The natural-anthropic binomial is recurrent in the megalithic monumentality of western Europe from the Neolithic to the Early Bronze Age. The oldest constructions tend to be located next to prominent rock outcrops and in evocative landscapes that contain previous symbolic landmarks, possibly arising by emulation, imitation or competition with Nature, among other motives.
The Neolithic menhirs of La Torre-La Janera could have been inspired by the rock formations of the area and adapted their sizes to the detached and/ or outcropping blocks on the surface. They could be erected as markers of spaces, transit zones and natural accidents.
The alignments and cromlechs reveal the existence of open monuments with more complex forms and functions. They were erected in prominent locations with wide visibility of the landscape that connected them spatially with the surrounding relief, horizon and sky, as is common in this type of grouping, possibly linked to the control of the cycle of the seasons and the observation of astronomical events.
a memory of the past
The dolmens, burial mounds and cists were built around vertical rocky outcroppings, forming the external walls and structures. They must have functioned as houses of the dead and ritual places, containing the remains of ancestors and offerings. The collective erection and communal activities carried out by the communities of Bajo Guadiana around the menhirs and dolmens could have served to establish the territory of ancestors, foster intergroup bonds of cohesion and create a memory of the past.
The presence of megalithic enclosures, platforms, and cists could attest to the durability of the site as a ritual/ ceremonial centre in advanced chronologies. They were located in previous places, reproducing approaches, continuing techniques and reusing menhirs from earlier sites.
The complex processes of ‘monumentalisation’ of the architectures and spaces of La Torre-La Janera have generated a megalithic landscape with a strong territorial imprint, in which natural and cultural elements are reconciled.
Its discovery provides new arguments that reinforce the interpretations of Atlantic megalithism as one of the oldest human phenomena aimed at the transformation and anthropisation of territories. Consequently, the site broadens the horizon of knowledge of the megalithisms of western Europe and the potential for research in the southwest of the peninsula. The uses of megalithic architectures are varied and even vary over time at the same site. Dolmens are basically funerary sites, but we know that some monuments were not only burial places, but also places of worship. It is reasonable to think that they may have been so at some times and at others they may have had other uses.
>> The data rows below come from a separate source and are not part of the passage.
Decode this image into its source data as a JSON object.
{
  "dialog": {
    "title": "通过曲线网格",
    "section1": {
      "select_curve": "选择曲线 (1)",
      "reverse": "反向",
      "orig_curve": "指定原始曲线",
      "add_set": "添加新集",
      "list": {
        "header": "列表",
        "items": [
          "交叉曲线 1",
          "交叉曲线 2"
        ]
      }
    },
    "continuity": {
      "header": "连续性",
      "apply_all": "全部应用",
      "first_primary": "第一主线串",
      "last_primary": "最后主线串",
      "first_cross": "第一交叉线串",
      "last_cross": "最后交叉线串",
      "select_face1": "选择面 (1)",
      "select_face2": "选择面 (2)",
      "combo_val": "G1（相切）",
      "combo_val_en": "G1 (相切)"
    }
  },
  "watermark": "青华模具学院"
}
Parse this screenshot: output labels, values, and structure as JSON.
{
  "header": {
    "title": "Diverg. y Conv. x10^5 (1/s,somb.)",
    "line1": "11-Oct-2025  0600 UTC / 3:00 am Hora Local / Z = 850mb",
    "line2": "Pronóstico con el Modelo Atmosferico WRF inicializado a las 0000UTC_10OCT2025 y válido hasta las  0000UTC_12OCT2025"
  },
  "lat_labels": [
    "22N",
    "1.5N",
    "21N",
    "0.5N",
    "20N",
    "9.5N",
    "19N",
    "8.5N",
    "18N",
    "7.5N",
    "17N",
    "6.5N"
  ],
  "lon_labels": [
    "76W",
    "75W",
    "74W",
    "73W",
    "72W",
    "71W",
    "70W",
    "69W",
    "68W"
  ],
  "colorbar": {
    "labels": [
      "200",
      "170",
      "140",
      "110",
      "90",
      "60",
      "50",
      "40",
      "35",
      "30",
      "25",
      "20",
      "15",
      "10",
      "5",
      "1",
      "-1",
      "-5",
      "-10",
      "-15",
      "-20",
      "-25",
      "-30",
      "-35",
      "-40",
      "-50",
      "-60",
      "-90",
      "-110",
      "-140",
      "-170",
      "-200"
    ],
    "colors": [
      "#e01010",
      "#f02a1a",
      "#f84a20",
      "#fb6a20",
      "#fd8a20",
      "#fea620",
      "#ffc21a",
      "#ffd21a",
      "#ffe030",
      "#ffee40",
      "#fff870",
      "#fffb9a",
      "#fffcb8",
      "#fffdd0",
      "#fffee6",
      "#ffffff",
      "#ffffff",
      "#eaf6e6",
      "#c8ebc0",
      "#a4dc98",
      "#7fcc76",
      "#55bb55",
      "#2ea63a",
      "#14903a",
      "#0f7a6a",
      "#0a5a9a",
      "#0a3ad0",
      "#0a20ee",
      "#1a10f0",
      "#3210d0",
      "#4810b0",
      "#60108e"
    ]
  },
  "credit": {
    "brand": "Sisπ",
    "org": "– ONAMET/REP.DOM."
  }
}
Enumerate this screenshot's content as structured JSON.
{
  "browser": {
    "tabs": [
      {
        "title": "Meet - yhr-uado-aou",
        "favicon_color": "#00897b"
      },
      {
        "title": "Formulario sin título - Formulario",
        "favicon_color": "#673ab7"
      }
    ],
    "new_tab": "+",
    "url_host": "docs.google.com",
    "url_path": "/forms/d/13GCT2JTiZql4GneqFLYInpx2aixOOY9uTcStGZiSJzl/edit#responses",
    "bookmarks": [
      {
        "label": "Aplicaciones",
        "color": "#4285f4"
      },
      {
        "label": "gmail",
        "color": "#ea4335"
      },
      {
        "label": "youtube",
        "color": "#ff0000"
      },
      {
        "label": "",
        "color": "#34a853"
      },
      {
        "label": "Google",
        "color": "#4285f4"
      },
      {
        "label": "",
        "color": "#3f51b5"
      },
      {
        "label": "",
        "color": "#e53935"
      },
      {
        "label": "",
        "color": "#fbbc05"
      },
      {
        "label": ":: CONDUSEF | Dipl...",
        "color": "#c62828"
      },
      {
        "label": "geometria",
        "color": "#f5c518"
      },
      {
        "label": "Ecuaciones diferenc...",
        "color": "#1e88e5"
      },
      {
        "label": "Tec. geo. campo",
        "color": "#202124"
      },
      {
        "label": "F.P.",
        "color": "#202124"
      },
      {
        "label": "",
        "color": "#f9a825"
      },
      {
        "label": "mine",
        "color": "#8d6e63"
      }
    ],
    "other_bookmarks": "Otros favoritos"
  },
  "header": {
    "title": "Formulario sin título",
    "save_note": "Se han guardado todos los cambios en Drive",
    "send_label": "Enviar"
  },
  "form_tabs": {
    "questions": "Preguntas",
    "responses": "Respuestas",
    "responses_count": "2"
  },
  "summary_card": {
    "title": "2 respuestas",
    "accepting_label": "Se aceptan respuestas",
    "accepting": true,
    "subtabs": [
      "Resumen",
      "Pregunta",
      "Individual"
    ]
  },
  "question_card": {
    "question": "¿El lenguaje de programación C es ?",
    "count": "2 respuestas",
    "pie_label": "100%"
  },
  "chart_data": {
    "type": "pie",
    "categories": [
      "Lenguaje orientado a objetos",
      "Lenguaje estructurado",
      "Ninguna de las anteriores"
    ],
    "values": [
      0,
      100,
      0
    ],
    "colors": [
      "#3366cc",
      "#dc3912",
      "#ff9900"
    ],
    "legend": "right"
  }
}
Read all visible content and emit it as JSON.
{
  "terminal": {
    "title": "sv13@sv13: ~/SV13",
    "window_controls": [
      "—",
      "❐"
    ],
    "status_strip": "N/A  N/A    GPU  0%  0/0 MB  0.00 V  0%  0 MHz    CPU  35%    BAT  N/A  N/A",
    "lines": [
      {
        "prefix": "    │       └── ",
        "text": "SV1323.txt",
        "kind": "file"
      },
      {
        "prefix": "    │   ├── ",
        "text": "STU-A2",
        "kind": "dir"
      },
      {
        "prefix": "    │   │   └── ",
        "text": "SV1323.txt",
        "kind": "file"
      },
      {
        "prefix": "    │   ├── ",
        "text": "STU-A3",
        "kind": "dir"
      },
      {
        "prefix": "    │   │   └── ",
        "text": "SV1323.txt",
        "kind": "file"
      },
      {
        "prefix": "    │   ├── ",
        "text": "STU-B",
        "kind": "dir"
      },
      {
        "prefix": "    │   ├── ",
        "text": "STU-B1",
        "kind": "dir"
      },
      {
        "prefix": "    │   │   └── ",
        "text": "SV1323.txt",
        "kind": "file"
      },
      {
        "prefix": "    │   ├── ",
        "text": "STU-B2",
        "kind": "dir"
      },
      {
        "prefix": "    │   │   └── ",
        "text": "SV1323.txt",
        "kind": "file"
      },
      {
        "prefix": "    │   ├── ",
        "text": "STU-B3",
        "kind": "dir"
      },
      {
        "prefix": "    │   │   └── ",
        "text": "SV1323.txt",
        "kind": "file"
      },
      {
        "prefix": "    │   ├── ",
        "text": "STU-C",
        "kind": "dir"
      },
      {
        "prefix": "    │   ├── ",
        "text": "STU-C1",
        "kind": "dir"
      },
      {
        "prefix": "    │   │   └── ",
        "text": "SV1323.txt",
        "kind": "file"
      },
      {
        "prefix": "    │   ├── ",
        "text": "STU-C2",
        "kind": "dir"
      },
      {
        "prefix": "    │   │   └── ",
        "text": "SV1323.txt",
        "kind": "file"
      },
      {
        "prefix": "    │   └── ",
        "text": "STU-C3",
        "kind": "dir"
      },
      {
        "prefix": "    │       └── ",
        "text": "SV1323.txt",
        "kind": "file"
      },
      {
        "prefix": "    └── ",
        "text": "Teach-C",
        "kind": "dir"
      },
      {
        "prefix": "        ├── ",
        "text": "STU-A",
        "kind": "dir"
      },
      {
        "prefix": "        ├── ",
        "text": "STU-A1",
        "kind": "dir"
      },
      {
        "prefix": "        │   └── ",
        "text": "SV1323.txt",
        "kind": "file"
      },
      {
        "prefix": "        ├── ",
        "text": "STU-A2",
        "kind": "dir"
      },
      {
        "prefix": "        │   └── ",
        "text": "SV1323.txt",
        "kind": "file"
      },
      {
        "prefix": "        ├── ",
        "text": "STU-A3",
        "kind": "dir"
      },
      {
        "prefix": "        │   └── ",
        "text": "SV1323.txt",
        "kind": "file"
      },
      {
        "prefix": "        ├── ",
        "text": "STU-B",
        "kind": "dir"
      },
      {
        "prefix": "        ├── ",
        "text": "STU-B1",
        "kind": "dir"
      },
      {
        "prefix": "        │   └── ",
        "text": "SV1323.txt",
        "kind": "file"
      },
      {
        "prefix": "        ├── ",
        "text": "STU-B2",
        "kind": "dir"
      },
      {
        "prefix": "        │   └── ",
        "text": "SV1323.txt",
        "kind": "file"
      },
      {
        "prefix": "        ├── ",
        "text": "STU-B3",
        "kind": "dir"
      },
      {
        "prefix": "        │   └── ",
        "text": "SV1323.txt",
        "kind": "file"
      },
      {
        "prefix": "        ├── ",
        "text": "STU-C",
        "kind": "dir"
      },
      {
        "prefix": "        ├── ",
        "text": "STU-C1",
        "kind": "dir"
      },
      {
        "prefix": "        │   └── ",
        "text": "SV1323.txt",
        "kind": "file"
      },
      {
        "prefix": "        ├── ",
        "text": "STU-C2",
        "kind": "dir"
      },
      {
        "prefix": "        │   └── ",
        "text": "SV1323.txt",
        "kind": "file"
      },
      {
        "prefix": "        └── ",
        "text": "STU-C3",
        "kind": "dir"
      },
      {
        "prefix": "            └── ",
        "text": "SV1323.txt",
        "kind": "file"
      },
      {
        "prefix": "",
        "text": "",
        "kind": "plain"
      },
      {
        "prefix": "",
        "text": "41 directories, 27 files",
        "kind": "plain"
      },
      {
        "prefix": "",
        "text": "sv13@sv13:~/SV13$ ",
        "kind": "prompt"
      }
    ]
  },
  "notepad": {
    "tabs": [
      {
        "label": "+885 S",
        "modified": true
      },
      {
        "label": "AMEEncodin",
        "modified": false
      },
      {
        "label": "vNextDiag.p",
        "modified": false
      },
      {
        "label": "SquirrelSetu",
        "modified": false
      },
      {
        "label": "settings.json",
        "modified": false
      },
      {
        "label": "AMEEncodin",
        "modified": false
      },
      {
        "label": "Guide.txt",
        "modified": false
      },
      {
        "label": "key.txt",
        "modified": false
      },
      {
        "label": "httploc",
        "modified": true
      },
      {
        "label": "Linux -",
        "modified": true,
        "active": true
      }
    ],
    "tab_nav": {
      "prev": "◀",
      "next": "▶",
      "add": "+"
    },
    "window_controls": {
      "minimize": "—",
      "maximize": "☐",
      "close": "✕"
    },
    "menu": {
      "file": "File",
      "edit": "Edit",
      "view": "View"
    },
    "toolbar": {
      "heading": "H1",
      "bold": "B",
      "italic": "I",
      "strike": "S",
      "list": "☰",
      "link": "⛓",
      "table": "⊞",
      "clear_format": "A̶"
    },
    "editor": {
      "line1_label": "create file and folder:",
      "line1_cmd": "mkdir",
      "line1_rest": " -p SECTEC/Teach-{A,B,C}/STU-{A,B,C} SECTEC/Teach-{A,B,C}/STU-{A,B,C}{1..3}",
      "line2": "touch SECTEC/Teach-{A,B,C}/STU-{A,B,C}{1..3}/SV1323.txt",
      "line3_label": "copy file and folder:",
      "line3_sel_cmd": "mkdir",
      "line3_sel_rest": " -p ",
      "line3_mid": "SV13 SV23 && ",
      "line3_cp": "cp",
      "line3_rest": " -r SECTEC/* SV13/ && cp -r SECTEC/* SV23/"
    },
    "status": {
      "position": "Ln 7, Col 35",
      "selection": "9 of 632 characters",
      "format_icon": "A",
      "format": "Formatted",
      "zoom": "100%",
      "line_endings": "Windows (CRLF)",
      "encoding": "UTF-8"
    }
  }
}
The site most identified as a solar calendar, the famous Stonehenge, has a very important phase of funerary use.
La Torre-La Janera’s position at the southern end of the Atlantic façade increases the geographies for the discussion of some of the most outstanding problems on the genesis and chronological sequence of the monumentality of the great stones, in the case of the establishment of their links with the sea routes, the diachrony of its validity, the weight of architectural evolutions on a smaller and larger scale, or the connectivities that manifest the ways of building and organising these territories.
Primitiva Bueno Ramírez
Professor in prehistory
University of Alcalá
José Antonio Linares-Catela and Juan Carlos Vera-Rodríguez
Department of History, Geography and Anthropology
University of Huelva